What the exercise asks. The line count for "name" is all that is needed: say how many lines in the listing below contain it.

[Opening Supplied entries section]

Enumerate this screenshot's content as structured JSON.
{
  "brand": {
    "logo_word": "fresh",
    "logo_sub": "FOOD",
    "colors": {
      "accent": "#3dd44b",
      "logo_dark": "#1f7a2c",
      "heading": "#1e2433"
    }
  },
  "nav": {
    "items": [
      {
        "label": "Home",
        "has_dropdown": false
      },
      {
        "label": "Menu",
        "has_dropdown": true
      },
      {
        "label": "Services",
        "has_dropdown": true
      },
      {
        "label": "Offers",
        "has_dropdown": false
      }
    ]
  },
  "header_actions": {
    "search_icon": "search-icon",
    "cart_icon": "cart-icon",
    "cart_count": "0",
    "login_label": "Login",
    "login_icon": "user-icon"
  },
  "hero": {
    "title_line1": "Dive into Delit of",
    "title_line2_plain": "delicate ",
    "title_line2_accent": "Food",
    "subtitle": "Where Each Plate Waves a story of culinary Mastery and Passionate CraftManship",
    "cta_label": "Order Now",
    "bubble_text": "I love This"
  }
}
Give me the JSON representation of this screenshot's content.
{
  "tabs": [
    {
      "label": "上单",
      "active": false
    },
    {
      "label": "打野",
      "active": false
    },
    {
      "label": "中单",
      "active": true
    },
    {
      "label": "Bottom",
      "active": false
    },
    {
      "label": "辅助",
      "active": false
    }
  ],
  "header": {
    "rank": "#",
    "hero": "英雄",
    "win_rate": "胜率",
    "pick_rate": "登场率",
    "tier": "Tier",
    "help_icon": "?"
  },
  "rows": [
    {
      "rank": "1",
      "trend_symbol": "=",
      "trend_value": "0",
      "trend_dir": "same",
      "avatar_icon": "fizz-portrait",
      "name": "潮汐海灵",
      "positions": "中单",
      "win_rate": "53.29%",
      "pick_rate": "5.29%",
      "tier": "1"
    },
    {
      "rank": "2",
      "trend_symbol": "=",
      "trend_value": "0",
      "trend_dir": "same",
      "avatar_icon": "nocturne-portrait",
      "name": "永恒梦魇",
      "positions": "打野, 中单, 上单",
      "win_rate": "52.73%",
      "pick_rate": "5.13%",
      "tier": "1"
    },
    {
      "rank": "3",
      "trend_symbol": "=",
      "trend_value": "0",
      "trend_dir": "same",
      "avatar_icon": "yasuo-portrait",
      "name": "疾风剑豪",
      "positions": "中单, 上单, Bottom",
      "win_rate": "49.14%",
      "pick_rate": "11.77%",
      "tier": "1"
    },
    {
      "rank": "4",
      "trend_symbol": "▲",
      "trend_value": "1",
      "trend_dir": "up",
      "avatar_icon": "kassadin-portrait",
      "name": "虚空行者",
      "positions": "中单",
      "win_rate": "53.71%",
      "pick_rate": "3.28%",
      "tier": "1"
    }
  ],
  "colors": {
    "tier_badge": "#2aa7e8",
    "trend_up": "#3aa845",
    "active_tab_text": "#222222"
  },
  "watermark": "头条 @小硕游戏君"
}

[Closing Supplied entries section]

Expected output. 4